I can't even describe these pieces. They have no character. I can discern no reason behind any particular note, figure or issue of instrumentation. There is no reason why anything ought to be the way it is thus there is no obvious purpose to it, whatever the composer intended. Nothing is conveyed. Sure Schutte's trumpet part is for the trumpet, but it's not a fanfare figure. It's just something for trumpet. And the subsequent rhythms, why are they the way they are? Why add "peace on Earth?" In deBruyn's Mass of Resurrection, why are the words phrased as they are? The rhythm is so very awkward. We are a long way from the crisp rhythms we saw in the classical pieces and the fluidity of the chant.
In Haas' opening, why follow "Glory to God in the Highest" with "Glory to God" in the same part? Why draw out "people" and repeat "to people?" Because there are a lot of people? Janco's trumpet part is likewise without discernible character and why does he emphasize "earth?" Because Earth is big? Again, we area long way from the tone painting in the classical examples.
Alstott's mass opens with a completely nondescript phrase and after that I'm lost. There is no structural or theological reason for any of these things to be a particular way. They're just "something" and although the pieces make sense to the people who wrote them, the ideas are not in the music and therefore listeners cannot respond to it.
Now that we've described these pieces we can see that specific tropes, practices and structures can have apparent significance. In the absence of such, what is there? As T.S. Eliot said, "Only by the form, the pattern / Can words or music reach / The stillness. . ."
In our next look at sacred music we will ask some more pointed questions about compositional practice and see why specific structures have specific meanings. We will consider:
- declamation vs. development
- strophic vs. through-composed

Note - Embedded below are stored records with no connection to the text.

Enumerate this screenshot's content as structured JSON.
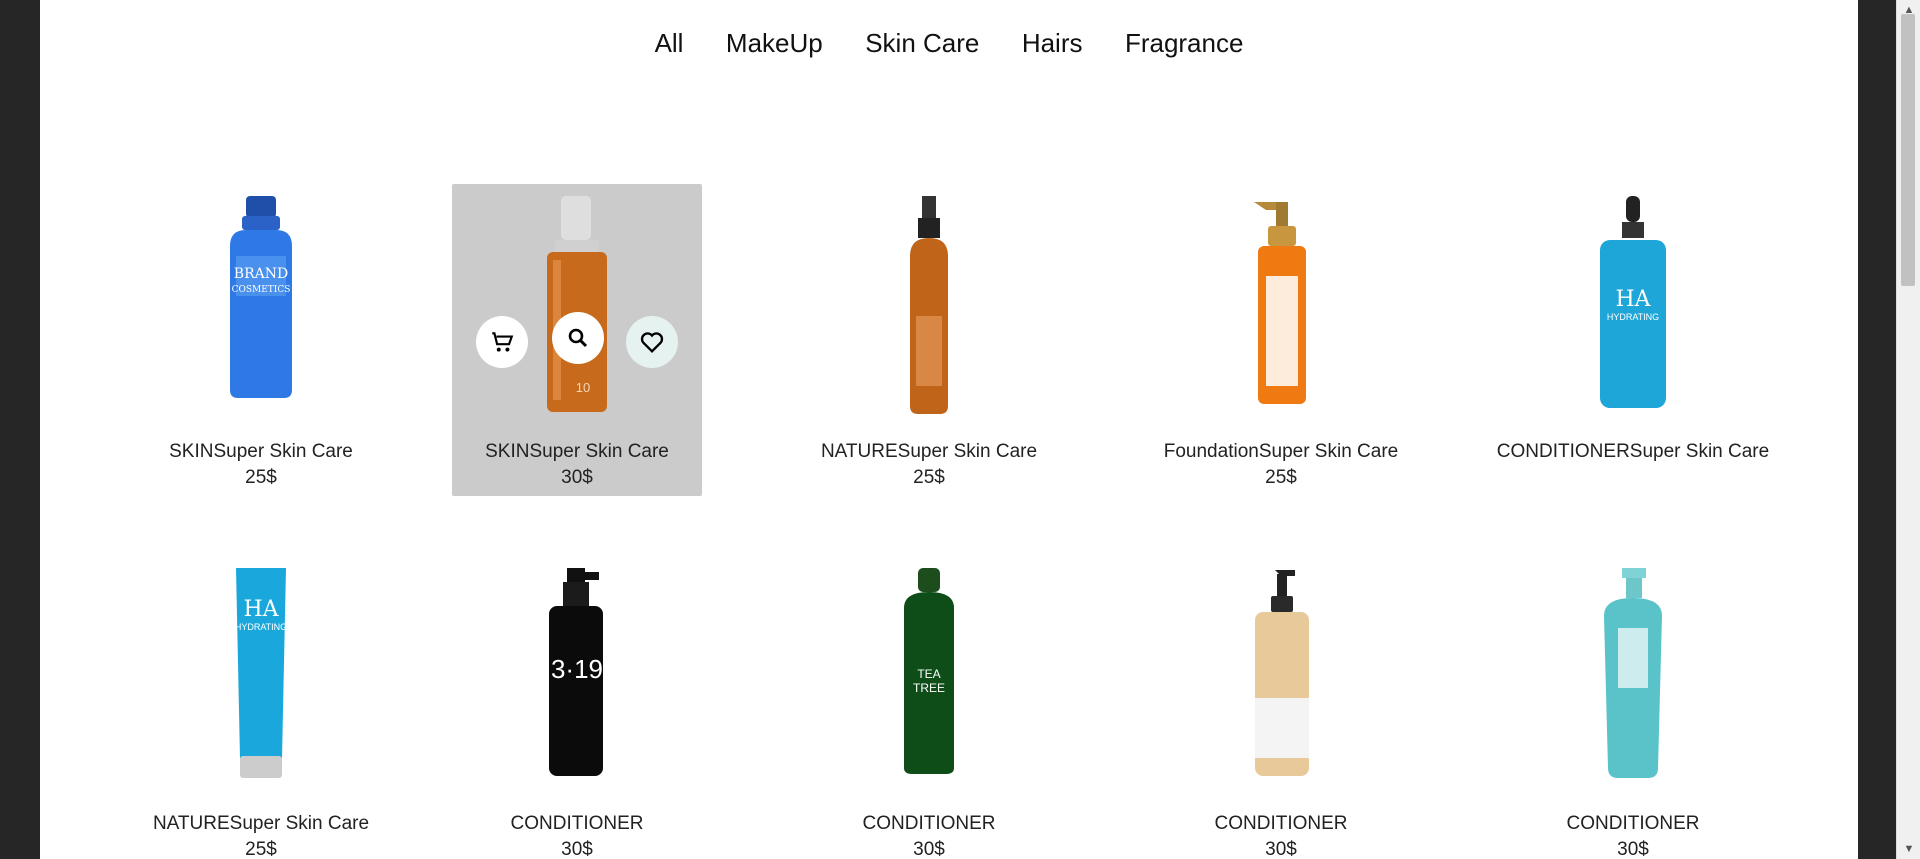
{
  "nav": {
    "items": [
      "All",
      "MakeUp",
      "Skin Care",
      "Hairs",
      "Fragrance"
    ]
  },
  "products": [
    {
      "name": "SKINSuper Skin Care",
      "price": "25$"
    },
    {
      "name": "SKINSuper Skin Care",
      "price": "30$"
    },
    {
      "name": "NATURESuper Skin Care",
      "price": "25$"
    },
    {
      "name": "FoundationSuper Skin Care",
      "price": "25$"
    },
    {
      "name": "CONDITIONERSuper Skin Care",
      "price": ""
    },
    {
      "name": "NATURESuper Skin Care",
      "price": "25$"
    },
    {
      "name": "CONDITIONER",
      "price": "30$"
    },
    {
      "name": "CONDITIONER",
      "price": "30$"
    },
    {
      "name": "CONDITIONER",
      "price": "30$"
    },
    {
      "name": "CONDITIONER",
      "price": "30$"
    }
  ],
  "hover_actions": {
    "cart_icon": "cart-icon",
    "search_icon": "search-icon",
    "wishlist_icon": "heart-icon"
  },
  "colors": {
    "hover_bg": "#cbcbcb",
    "page_bg": "#ffffff",
    "outer_bg": "#262626"
  }
}
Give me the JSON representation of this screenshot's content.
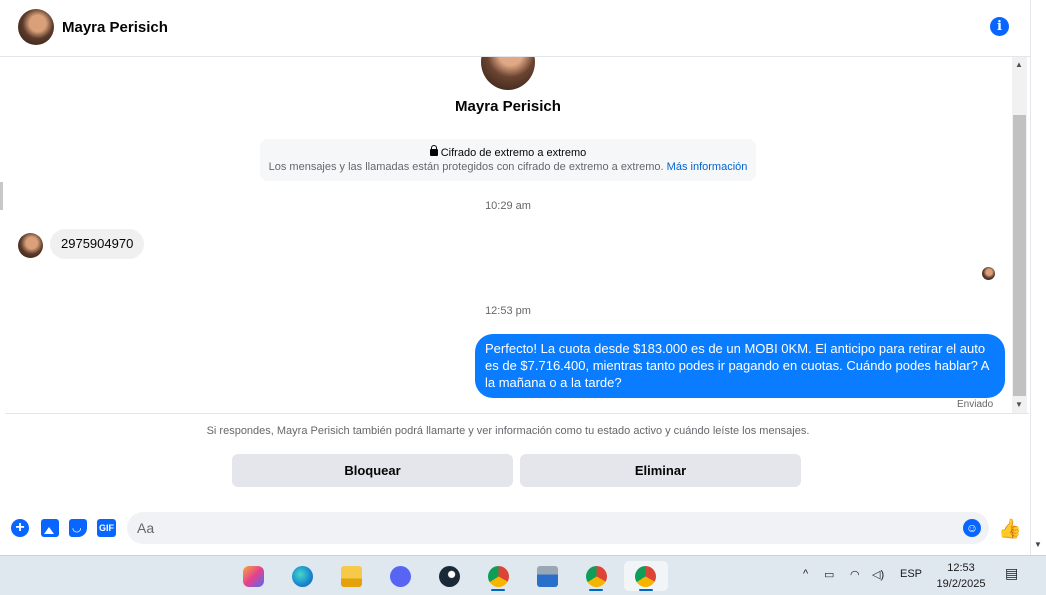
{
  "header": {
    "contact_name": "Mayra Perisich",
    "info_icon_glyph": "i"
  },
  "profile": {
    "name": "Mayra Perisich"
  },
  "encryption": {
    "title": "Cifrado de extremo a extremo",
    "description": "Los mensajes y las llamadas están protegidos con cifrado de extremo a extremo.",
    "link": "Más información"
  },
  "messages": {
    "time_1": "10:29 am",
    "incoming_1": "2975904970",
    "time_2": "12:53 pm",
    "outgoing_1": "Perfecto! La cuota desde $183.000 es de un MOBI 0KM. El anticipo para retirar el auto es de $7.716.400, mientras tanto podes ir pagando en cuotas. Cuándo podes hablar? A la mañana o a la tarde?",
    "status": "Enviado"
  },
  "request": {
    "notice": "Si respondes, Mayra Perisich también podrá llamarte y ver información como tu estado activo y cuándo leíste los mensajes.",
    "block_label": "Bloquear",
    "delete_label": "Eliminar"
  },
  "composer": {
    "placeholder": "Aa",
    "plus_glyph": "+",
    "gif_label": "GIF",
    "emoji_glyph": "☺",
    "like_glyph": "👍"
  },
  "taskbar": {
    "apps": [
      "copilot-icon",
      "edge-icon",
      "file-explorer-icon",
      "discord-icon",
      "steam-icon",
      "chrome-icon",
      "network-utility-icon",
      "chrome-icon",
      "chrome-icon"
    ],
    "language": "ESP",
    "time": "12:53",
    "date": "19/2/2025",
    "tray_chevron": "^",
    "notification_glyph": "▤"
  },
  "colors": {
    "accent": "#0866ff",
    "outgoing_bubble": "#0a7cff",
    "incoming_bubble": "#f0f0f0",
    "taskbar": "#dfe7ef"
  }
}
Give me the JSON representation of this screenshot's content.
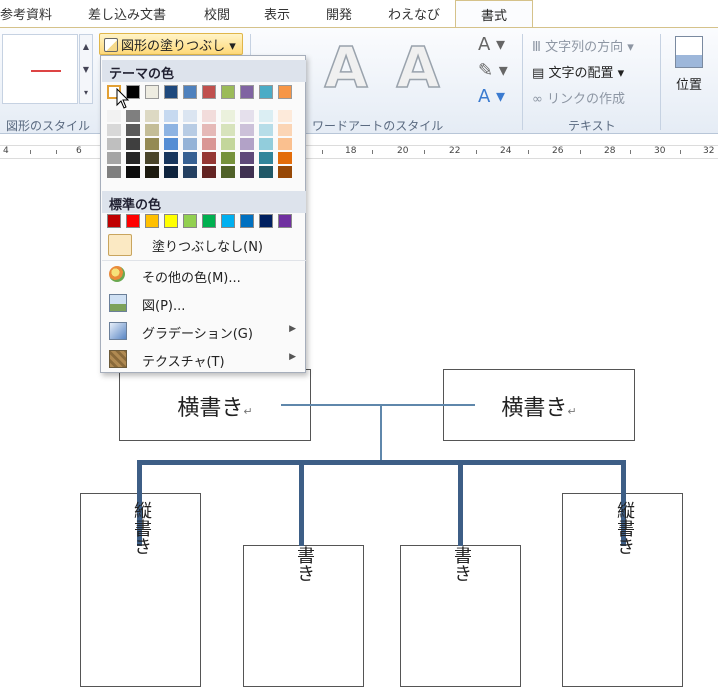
{
  "tabs": [
    "参考資料",
    "差し込み文書",
    "校閲",
    "表示",
    "開発",
    "わえなび",
    "書式"
  ],
  "ribbon": {
    "fill_button": "図形の塗りつぶし",
    "shape_style_label": "図形のスタイル",
    "wordart_label": "ワードアートのスタイル",
    "text_label": "テキスト",
    "wordart_letter": "A",
    "text_direction": "文字列の方向",
    "text_align": "文字の配置",
    "create_link": "リンクの作成",
    "position": "位置"
  },
  "ruler": {
    "numbers": [
      "4",
      "6",
      "18",
      "20",
      "22",
      "24",
      "26",
      "28",
      "30",
      "32"
    ]
  },
  "menu": {
    "theme_header": "テーマの色",
    "standard_header": "標準の色",
    "no_fill": "塗りつぶしなし(N)",
    "more_colors": "その他の色(M)...",
    "picture": "図(P)...",
    "gradient": "グラデーション(G)",
    "texture": "テクスチャ(T)",
    "theme_colors": [
      "#ffffff",
      "#000000",
      "#eeece1",
      "#1f497d",
      "#4f81bd",
      "#c0504d",
      "#9bbb59",
      "#8064a2",
      "#4bacc6",
      "#f79646"
    ],
    "theme_shades": [
      [
        "#f2f2f2",
        "#d8d8d8",
        "#bfbfbf",
        "#a5a5a5",
        "#7f7f7f"
      ],
      [
        "#7f7f7f",
        "#595959",
        "#3f3f3f",
        "#262626",
        "#0c0c0c"
      ],
      [
        "#ddd9c3",
        "#c4bd97",
        "#948a54",
        "#4a452a",
        "#1d1b10"
      ],
      [
        "#c6d9f0",
        "#8db3e2",
        "#548dd4",
        "#17365d",
        "#0f243e"
      ],
      [
        "#dbe5f1",
        "#b8cce4",
        "#95b3d7",
        "#366092",
        "#244061"
      ],
      [
        "#f2dcdb",
        "#e5b9b7",
        "#d99694",
        "#953734",
        "#632423"
      ],
      [
        "#ebf1dd",
        "#d7e3bc",
        "#c3d69b",
        "#76923c",
        "#4f6128"
      ],
      [
        "#e5e0ec",
        "#ccc1d9",
        "#b2a2c7",
        "#5f497a",
        "#3f3151"
      ],
      [
        "#dbeef3",
        "#b7dde8",
        "#92cddc",
        "#31859b",
        "#205867"
      ],
      [
        "#fdeada",
        "#fbd5b5",
        "#fac08f",
        "#e36c09",
        "#974806"
      ]
    ],
    "standard_colors": [
      "#c00000",
      "#ff0000",
      "#ffc000",
      "#ffff00",
      "#92d050",
      "#00b050",
      "#00b0f0",
      "#0070c0",
      "#002060",
      "#7030a0"
    ]
  },
  "document": {
    "top_box_left": "横書き",
    "top_box_right": "横書き",
    "box1_text": "縦書き",
    "box2_text": "書き",
    "box3_text": "書き",
    "box4_text": "縦書き",
    "return_mark": "↵"
  }
}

- audience relationship with solo singer vs. relationship with chorus
- time in an aria vs. time in drama
- contextualizing detail and the need for large-scale structure